Directions for this task:
Write out the data again in full, exactly as it reads.
┄┄┄┄┄┄
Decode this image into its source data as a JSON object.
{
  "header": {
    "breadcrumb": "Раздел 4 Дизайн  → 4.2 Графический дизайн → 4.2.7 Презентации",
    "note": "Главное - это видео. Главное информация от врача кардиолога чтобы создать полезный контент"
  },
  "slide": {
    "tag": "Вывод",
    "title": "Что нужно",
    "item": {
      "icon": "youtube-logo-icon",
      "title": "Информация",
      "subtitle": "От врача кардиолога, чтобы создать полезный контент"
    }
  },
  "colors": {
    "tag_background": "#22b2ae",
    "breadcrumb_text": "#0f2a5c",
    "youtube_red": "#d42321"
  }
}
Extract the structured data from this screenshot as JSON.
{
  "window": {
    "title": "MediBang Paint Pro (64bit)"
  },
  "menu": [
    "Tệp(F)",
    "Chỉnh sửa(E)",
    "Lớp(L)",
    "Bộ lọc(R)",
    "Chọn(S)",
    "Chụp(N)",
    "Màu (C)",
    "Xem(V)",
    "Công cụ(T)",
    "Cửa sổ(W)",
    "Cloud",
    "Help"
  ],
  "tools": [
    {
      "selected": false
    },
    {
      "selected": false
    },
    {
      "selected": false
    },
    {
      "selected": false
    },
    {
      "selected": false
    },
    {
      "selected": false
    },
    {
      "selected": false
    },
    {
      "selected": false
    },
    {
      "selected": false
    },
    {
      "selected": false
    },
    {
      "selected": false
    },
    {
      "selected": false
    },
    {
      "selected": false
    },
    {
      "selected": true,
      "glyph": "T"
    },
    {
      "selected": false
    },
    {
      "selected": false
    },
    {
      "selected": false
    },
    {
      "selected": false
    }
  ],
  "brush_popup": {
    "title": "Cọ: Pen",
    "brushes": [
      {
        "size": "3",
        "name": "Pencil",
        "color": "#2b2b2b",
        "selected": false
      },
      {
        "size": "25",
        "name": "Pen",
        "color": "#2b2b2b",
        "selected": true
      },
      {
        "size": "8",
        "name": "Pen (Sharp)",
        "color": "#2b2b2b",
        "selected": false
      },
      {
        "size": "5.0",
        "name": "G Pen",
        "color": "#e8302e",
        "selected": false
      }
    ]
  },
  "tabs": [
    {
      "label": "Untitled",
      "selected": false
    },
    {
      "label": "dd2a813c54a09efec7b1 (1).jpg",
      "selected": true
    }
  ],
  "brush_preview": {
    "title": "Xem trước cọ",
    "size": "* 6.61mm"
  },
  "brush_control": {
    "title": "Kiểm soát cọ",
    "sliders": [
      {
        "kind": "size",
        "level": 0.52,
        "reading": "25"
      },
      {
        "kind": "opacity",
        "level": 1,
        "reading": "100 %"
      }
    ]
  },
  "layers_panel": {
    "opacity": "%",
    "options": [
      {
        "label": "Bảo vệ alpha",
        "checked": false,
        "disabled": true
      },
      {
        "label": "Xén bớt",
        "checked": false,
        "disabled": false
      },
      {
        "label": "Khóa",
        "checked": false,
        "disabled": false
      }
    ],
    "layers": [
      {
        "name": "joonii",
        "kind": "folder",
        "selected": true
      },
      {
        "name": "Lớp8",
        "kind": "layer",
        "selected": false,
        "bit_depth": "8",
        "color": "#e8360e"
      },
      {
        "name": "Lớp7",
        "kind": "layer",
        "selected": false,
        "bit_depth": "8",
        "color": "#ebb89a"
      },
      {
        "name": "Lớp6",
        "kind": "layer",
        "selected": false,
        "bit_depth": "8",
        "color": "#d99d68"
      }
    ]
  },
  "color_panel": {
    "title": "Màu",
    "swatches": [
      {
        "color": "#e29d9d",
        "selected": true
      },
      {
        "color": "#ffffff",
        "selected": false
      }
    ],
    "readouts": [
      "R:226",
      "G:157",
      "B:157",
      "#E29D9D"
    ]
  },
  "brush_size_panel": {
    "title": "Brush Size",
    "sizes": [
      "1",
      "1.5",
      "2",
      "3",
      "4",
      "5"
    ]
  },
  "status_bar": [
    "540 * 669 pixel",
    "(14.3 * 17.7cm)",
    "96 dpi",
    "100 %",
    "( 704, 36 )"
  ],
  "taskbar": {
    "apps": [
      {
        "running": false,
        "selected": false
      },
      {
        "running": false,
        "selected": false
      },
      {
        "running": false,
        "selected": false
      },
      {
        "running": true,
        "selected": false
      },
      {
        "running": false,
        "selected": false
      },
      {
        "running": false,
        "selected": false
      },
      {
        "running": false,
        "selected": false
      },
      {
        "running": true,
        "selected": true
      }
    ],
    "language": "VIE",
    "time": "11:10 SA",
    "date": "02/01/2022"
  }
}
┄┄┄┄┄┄
Task response:
Decode this image into its source data as a JSON object.
{
  "header": {
    "breadcrumb": "Раздел 4 Дизайн  → 4.2 Графический дизайн → 4.2.7 Презентации",
    "note": "Главное - это видео. Главное информация от врача кардиолога чтобы создать полезный контент"
  },
  "slide": {
    "tag": "Вывод",
    "title": "Что нужно",
    "item": {
      "icon": "youtube-logo-icon",
      "title": "Информация",
      "subtitle": "От врача кардиолога, чтобы создать полезный контент"
    }
  },
  "colors": {
    "tag_background": "#22b2ae",
    "breadcrumb_text": "#0f2a5c",
    "youtube_red": "#d42321"
  }
}
Extract the structured data from this screenshot as JSON.
{
  "window": {
    "title": "MediBang Paint Pro (64bit)"
  },
  "menu": [
    "Tệp(F)",
    "Chỉnh sửa(E)",
    "Lớp(L)",
    "Bộ lọc(R)",
    "Chọn(S)",
    "Chụp(N)",
    "Màu (C)",
    "Xem(V)",
    "Công cụ(T)",
    "Cửa sổ(W)",
    "Cloud",
    "Help"
  ],
  "tools": [
    {
      "selected": false
    },
    {
      "selected": false
    },
    {
      "selected": false
    },
    {
      "selected": false
    },
    {
      "selected": false
    },
    {
      "selected": false
    },
    {
      "selected": false
    },
    {
      "selected": false
    },
    {
      "selected": false
    },
    {
      "selected": false
    },
    {
      "selected": false
    },
    {
      "selected": false
    },
    {
      "selected": false
    },
    {
      "selected": true,
      "glyph": "T"
    },
    {
      "selected": false
    },
    {
      "selected": false
    },
    {
      "selected": false
    },
    {
      "selected": false
    }
  ],
  "brush_popup": {
    "title": "Cọ: Pen",
    "brushes": [
      {
        "size": "3",
        "name": "Pencil",
        "color": "#2b2b2b",
        "selected": false
      },
      {
        "size": "25",
        "name": "Pen",
        "color": "#2b2b2b",
        "selected": true
      },
      {
        "size": "8",
        "name": "Pen (Sharp)",
        "color": "#2b2b2b",
        "selected": false
      },
      {
        "size": "5.0",
        "name": "G Pen",
        "color": "#e8302e",
        "selected": false
      }
    ]
  },
  "tabs": [
    {
      "label": "Untitled",
      "selected": false
    },
    {
      "label": "dd2a813c54a09efec7b1 (1).jpg",
      "selected": true
    }
  ],
  "brush_preview": {
    "title": "Xem trước cọ",
    "size": "* 6.61mm"
  },
  "brush_control": {
    "title": "Kiểm soát cọ",
    "sliders": [
      {
        "kind": "size",
        "level": 0.52,
        "reading": "25"
      },
      {
        "kind": "opacity",
        "level": 1,
        "reading": "100 %"
      }
    ]
  },
  "layers_panel": {
    "opacity": "%",
    "options": [
      {
        "label": "Bảo vệ alpha",
        "checked": false,
        "disabled": true
      },
      {
        "label": "Xén bớt",
        "checked": false,
        "disabled": false
      },
      {
        "label": "Khóa",
        "checked": false,
        "disabled": false
      }
    ],
    "layers": [
      {
        "name": "joonii",
        "kind": "folder",
        "selected": true
      },
      {
        "name": "Lớp8",
        "kind": "layer",
        "selected": false,
        "bit_depth": "8",
        "color": "#e8360e"
      },
      {
        "name": "Lớp7",
        "kind": "layer",
        "selected": false,
        "bit_depth": "8",
        "color": "#ebb89a"
      },
      {
        "name": "Lớp6",
        "kind": "layer",
        "selected": false,
        "bit_depth": "8",
        "color": "#d99d68"
      }
    ]
  },
  "color_panel": {
    "title": "Màu",
    "swatches": [
      {
        "color": "#e29d9d",
        "selected": true
      },
      {
        "color": "#ffffff",
        "selected": false
      }
    ],
    "readouts": [
      "R:226",
      "G:157",
      "B:157",
      "#E29D9D"
    ]
  },
  "brush_size_panel": {
    "title": "Brush Size",
    "sizes": [
      "1",
      "1.5",
      "2",
      "3",
      "4",
      "5"
    ]
  },
  "status_bar": [
    "540 * 669 pixel",
    "(14.3 * 17.7cm)",
    "96 dpi",
    "100 %",
    "( 704, 36 )"
  ],
  "taskbar": {
    "apps": [
      {
        "running": false,
        "selected": false
      },
      {
        "running": false,
        "selected": false
      },
      {
        "running": false,
        "selected": false
      },
      {
        "running": true,
        "selected": false
      },
      {
        "running": false,
        "selected": false
      },
      {
        "running": false,
        "selected": false
      },
      {
        "running": false,
        "selected": false
      },
      {
        "running": true,
        "selected": true
      }
    ],
    "language": "VIE",
    "time": "11:10 SA",
    "date": "02/01/2022"
  }
}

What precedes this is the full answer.